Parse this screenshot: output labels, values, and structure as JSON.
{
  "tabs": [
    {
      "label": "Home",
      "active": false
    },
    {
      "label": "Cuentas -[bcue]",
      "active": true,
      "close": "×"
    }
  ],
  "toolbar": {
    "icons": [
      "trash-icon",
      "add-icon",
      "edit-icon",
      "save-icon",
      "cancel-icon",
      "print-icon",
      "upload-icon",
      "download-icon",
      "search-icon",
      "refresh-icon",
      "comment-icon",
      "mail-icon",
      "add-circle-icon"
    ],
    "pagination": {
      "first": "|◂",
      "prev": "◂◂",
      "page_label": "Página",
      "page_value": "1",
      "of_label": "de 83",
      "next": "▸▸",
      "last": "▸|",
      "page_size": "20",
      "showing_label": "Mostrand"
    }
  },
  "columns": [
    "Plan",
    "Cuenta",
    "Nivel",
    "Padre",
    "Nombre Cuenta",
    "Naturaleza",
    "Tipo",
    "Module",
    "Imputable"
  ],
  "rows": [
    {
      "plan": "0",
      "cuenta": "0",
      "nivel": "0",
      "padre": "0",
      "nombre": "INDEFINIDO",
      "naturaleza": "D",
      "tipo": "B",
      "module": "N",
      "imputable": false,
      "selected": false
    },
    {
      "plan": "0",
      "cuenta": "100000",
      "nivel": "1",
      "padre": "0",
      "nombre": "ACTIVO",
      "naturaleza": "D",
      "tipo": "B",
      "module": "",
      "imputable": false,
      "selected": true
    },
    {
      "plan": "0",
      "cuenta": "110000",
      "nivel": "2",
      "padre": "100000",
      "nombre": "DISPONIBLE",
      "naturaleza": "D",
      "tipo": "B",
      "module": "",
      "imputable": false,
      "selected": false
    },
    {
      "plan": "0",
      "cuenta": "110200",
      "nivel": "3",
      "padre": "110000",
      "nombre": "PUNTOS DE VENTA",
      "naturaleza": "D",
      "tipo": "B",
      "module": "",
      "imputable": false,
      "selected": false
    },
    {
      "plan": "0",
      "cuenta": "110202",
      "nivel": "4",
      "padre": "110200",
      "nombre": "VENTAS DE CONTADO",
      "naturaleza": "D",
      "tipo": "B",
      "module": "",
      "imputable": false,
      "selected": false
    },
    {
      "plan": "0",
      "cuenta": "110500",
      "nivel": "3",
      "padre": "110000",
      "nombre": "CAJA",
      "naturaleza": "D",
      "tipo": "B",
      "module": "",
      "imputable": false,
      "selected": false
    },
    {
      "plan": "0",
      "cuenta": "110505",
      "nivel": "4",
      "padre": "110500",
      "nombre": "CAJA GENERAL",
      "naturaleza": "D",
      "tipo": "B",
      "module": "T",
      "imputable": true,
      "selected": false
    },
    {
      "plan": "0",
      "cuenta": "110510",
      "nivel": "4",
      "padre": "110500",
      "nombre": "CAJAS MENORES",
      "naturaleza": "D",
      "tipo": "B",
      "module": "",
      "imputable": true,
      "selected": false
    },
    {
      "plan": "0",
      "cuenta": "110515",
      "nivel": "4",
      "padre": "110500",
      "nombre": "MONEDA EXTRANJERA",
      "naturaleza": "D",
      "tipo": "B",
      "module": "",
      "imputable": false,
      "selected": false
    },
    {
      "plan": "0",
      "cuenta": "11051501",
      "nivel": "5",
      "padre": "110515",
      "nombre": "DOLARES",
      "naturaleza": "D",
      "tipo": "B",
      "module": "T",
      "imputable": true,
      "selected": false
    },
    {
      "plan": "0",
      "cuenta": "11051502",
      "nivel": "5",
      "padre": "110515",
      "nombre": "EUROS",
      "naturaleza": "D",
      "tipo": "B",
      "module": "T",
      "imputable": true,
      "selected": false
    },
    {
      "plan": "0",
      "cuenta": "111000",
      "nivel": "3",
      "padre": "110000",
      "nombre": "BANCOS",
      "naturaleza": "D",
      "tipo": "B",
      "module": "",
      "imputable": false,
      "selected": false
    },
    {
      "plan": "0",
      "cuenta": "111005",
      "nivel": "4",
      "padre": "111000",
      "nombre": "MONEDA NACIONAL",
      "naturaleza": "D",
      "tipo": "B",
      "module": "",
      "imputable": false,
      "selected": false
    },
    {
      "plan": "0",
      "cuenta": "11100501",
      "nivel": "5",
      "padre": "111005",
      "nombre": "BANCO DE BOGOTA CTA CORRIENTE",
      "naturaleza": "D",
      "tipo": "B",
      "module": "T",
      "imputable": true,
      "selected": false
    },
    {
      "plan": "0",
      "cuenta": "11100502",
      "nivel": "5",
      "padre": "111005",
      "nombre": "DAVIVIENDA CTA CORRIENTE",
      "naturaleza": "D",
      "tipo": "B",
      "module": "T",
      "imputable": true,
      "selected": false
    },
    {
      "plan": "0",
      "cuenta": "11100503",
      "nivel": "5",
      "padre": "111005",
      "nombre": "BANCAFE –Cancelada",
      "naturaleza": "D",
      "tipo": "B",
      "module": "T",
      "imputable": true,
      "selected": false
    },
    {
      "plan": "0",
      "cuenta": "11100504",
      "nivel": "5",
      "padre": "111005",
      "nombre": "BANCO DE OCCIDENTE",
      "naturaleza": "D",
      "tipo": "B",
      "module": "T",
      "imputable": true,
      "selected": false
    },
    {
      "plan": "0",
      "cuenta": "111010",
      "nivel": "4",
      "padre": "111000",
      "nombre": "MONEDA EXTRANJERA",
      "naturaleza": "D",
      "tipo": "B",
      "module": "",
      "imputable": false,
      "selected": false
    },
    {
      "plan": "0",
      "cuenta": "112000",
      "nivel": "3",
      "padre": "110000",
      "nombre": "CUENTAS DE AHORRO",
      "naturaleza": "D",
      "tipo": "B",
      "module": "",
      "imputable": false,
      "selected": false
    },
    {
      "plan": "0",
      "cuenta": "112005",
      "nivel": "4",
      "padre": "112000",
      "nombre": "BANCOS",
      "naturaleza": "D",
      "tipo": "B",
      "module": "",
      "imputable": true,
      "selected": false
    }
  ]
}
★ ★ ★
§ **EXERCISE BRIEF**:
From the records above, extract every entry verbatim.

§ **RESPONSE TO THIS TASK**:
Parse this screenshot: output labels, values, and structure as JSON.
{
  "tabs": [
    {
      "label": "Home",
      "active": false
    },
    {
      "label": "Cuentas -[bcue]",
      "active": true,
      "close": "×"
    }
  ],
  "toolbar": {
    "icons": [
      "trash-icon",
      "add-icon",
      "edit-icon",
      "save-icon",
      "cancel-icon",
      "print-icon",
      "upload-icon",
      "download-icon",
      "search-icon",
      "refresh-icon",
      "comment-icon",
      "mail-icon",
      "add-circle-icon"
    ],
    "pagination": {
      "first": "|◂",
      "prev": "◂◂",
      "page_label": "Página",
      "page_value": "1",
      "of_label": "de 83",
      "next": "▸▸",
      "last": "▸|",
      "page_size": "20",
      "showing_label": "Mostrand"
    }
  },
  "columns": [
    "Plan",
    "Cuenta",
    "Nivel",
    "Padre",
    "Nombre Cuenta",
    "Naturaleza",
    "Tipo",
    "Module",
    "Imputable"
  ],
  "rows": [
    {
      "plan": "0",
      "cuenta": "0",
      "nivel": "0",
      "padre": "0",
      "nombre": "INDEFINIDO",
      "naturaleza": "D",
      "tipo": "B",
      "module": "N",
      "imputable": false,
      "selected": false
    },
    {
      "plan": "0",
      "cuenta": "100000",
      "nivel": "1",
      "padre": "0",
      "nombre": "ACTIVO",
      "naturaleza": "D",
      "tipo": "B",
      "module": "",
      "imputable": false,
      "selected": true
    },
    {
      "plan": "0",
      "cuenta": "110000",
      "nivel": "2",
      "padre": "100000",
      "nombre": "DISPONIBLE",
      "naturaleza": "D",
      "tipo": "B",
      "module": "",
      "imputable": false,
      "selected": false
    },
    {
      "plan": "0",
      "cuenta": "110200",
      "nivel": "3",
      "padre": "110000",
      "nombre": "PUNTOS DE VENTA",
      "naturaleza": "D",
      "tipo": "B",
      "module": "",
      "imputable": false,
      "selected": false
    },
    {
      "plan": "0",
      "cuenta": "110202",
      "nivel": "4",
      "padre": "110200",
      "nombre": "VENTAS DE CONTADO",
      "naturaleza": "D",
      "tipo": "B",
      "module": "",
      "imputable": false,
      "selected": false
    },
    {
      "plan": "0",
      "cuenta": "110500",
      "nivel": "3",
      "padre": "110000",
      "nombre": "CAJA",
      "naturaleza": "D",
      "tipo": "B",
      "module": "",
      "imputable": false,
      "selected": false
    },
    {
      "plan": "0",
      "cuenta": "110505",
      "nivel": "4",
      "padre": "110500",
      "nombre": "CAJA GENERAL",
      "naturaleza": "D",
      "tipo": "B",
      "module": "T",
      "imputable": true,
      "selected": false
    },
    {
      "plan": "0",
      "cuenta": "110510",
      "nivel": "4",
      "padre": "110500",
      "nombre": "CAJAS MENORES",
      "naturaleza": "D",
      "tipo": "B",
      "module": "",
      "imputable": true,
      "selected": false
    },
    {
      "plan": "0",
      "cuenta": "110515",
      "nivel": "4",
      "padre": "110500",
      "nombre": "MONEDA EXTRANJERA",
      "naturaleza": "D",
      "tipo": "B",
      "module": "",
      "imputable": false,
      "selected": false
    },
    {
      "plan": "0",
      "cuenta": "11051501",
      "nivel": "5",
      "padre": "110515",
      "nombre": "DOLARES",
      "naturaleza": "D",
      "tipo": "B",
      "module": "T",
      "imputable": true,
      "selected": false
    },
    {
      "plan": "0",
      "cuenta": "11051502",
      "nivel": "5",
      "padre": "110515",
      "nombre": "EUROS",
      "naturaleza": "D",
      "tipo": "B",
      "module": "T",
      "imputable": true,
      "selected": false
    },
    {
      "plan": "0",
      "cuenta": "111000",
      "nivel": "3",
      "padre": "110000",
      "nombre": "BANCOS",
      "naturaleza": "D",
      "tipo": "B",
      "module": "",
      "imputable": false,
      "selected": false
    },
    {
      "plan": "0",
      "cuenta": "111005",
      "nivel": "4",
      "padre": "111000",
      "nombre": "MONEDA NACIONAL",
      "naturaleza": "D",
      "tipo": "B",
      "module": "",
      "imputable": false,
      "selected": false
    },
    {
      "plan": "0",
      "cuenta": "11100501",
      "nivel": "5",
      "padre": "111005",
      "nombre": "BANCO DE BOGOTA CTA CORRIENTE",
      "naturaleza": "D",
      "tipo": "B",
      "module": "T",
      "imputable": true,
      "selected": false
    },
    {
      "plan": "0",
      "cuenta": "11100502",
      "nivel": "5",
      "padre": "111005",
      "nombre": "DAVIVIENDA CTA CORRIENTE",
      "naturaleza": "D",
      "tipo": "B",
      "module": "T",
      "imputable": true,
      "selected": false
    },
    {
      "plan": "0",
      "cuenta": "11100503",
      "nivel": "5",
      "padre": "111005",
      "nombre": "BANCAFE –Cancelada",
      "naturaleza": "D",
      "tipo": "B",
      "module": "T",
      "imputable": true,
      "selected": false
    },
    {
      "plan": "0",
      "cuenta": "11100504",
      "nivel": "5",
      "padre": "111005",
      "nombre": "BANCO DE OCCIDENTE",
      "naturaleza": "D",
      "tipo": "B",
      "module": "T",
      "imputable": true,
      "selected": false
    },
    {
      "plan": "0",
      "cuenta": "111010",
      "nivel": "4",
      "padre": "111000",
      "nombre": "MONEDA EXTRANJERA",
      "naturaleza": "D",
      "tipo": "B",
      "module": "",
      "imputable": false,
      "selected": false
    },
    {
      "plan": "0",
      "cuenta": "112000",
      "nivel": "3",
      "padre": "110000",
      "nombre": "CUENTAS DE AHORRO",
      "naturaleza": "D",
      "tipo": "B",
      "module": "",
      "imputable": false,
      "selected": false
    },
    {
      "plan": "0",
      "cuenta": "112005",
      "nivel": "4",
      "padre": "112000",
      "nombre": "BANCOS",
      "naturaleza": "D",
      "tipo": "B",
      "module": "",
      "imputable": true,
      "selected": false
    }
  ]
}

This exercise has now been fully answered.